The snobbery of wealth is typically hollow and fake, there’s usually not much depth there. You find out quickly in conversation. There are no spiritual or mental qualities worth admiring in money snobs. And typically speaking, they’re terrible bores, because they’ve got big pockets but not big minds or souls. The snobbery of beauty is, well, skin deep only. We may find the snobbery unattractive and off-putting, even if we can’t help but admire the beauty. But there usually isn’t much beyond their looks. We’re immediately reminded of the meaning of the phrase “high maintenance.”

A truly cultured and refined intellect or artistic sense…now that’s something different. The snobbery is bad and, yes, off-putting. But unlike the rich or the beauty snob, the intellectual or artistic snob may have something to truly offer, beyond mere show, if their conversation is interesting and insightful. Their snobbery, in part, may actually in some ways be justified. Not in the class sense or “I’m superior than you” sense, but in the “I’m unique” sense. I have no problem recognizing and admiring superior minds. I’d like to think engaging these minds is good for my own. If you’re an avid reader, especially of the Great Books, you’re use to getting past the ephemeral and detritus of human folly and admiring the enduring gems of wisdom and art. If we seek a life of depth and meaning we cannot get “caught up in the thick of thin things.”* We must move past that to what truly matters.

I should note. I’m not saying that being a snob in any way is a good thing, because it’s not. I’m just saying that some self regard may be deserved, even if most of the time, I find, it usually isn’t. I’m saying that sometimes truly gifted people may be a snob, but I don’t let that distract me from enjoying and learning from an engagement with their mind—which is the only part of them you can truly learn anything of lasting value.
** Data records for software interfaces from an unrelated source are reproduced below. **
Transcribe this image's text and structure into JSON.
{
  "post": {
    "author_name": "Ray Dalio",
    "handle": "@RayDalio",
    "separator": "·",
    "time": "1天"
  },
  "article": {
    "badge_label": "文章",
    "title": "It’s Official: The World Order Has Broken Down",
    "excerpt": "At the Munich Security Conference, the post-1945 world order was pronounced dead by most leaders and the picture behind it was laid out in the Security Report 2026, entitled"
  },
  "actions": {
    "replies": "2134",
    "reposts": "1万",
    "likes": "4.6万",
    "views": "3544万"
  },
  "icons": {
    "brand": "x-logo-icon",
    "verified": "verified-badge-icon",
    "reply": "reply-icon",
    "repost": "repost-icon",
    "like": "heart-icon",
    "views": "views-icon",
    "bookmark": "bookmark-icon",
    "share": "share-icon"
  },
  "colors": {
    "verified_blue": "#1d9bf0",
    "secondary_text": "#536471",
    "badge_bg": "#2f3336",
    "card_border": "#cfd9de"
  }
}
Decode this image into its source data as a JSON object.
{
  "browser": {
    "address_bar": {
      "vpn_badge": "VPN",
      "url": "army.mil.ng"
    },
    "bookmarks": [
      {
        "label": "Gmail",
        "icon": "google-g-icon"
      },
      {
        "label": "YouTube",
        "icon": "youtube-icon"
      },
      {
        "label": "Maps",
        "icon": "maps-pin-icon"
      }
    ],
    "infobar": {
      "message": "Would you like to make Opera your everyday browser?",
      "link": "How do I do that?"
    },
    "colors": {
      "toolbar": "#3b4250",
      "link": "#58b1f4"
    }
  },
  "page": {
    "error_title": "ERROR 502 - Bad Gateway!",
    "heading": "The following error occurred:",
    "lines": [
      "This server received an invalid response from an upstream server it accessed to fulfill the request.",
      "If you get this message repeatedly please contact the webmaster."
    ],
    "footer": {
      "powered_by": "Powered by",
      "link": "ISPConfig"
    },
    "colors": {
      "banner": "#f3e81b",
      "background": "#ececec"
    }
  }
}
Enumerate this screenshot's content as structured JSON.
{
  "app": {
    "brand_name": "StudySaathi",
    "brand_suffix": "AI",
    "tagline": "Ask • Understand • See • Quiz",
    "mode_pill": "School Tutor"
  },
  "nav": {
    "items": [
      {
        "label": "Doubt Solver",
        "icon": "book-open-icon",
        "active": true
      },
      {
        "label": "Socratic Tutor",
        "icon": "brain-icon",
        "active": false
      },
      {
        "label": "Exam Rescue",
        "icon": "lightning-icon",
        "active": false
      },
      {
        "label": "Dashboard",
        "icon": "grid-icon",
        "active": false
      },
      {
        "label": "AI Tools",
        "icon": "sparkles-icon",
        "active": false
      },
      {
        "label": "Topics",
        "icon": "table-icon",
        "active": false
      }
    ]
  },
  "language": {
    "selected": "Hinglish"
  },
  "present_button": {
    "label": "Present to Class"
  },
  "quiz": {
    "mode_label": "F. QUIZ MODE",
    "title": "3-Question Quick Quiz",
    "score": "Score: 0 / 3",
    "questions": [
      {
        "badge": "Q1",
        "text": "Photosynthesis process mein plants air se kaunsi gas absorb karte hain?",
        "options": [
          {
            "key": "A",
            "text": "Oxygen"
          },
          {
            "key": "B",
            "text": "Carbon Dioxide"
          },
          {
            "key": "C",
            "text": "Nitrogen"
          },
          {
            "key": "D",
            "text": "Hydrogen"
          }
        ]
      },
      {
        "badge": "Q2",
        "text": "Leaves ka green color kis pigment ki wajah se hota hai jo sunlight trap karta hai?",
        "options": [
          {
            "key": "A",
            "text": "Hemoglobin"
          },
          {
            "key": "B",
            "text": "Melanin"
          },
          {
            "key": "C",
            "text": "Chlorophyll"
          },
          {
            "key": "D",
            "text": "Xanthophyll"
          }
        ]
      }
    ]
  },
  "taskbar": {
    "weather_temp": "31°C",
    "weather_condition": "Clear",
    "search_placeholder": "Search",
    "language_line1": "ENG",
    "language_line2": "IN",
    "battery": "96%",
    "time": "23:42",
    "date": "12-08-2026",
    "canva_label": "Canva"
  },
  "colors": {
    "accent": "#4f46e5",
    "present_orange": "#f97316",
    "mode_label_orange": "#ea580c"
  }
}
I can look past the petty, even inwardly laugh at it sometimes, to recognize something unique and take from it those gems that edify my own mind and soul.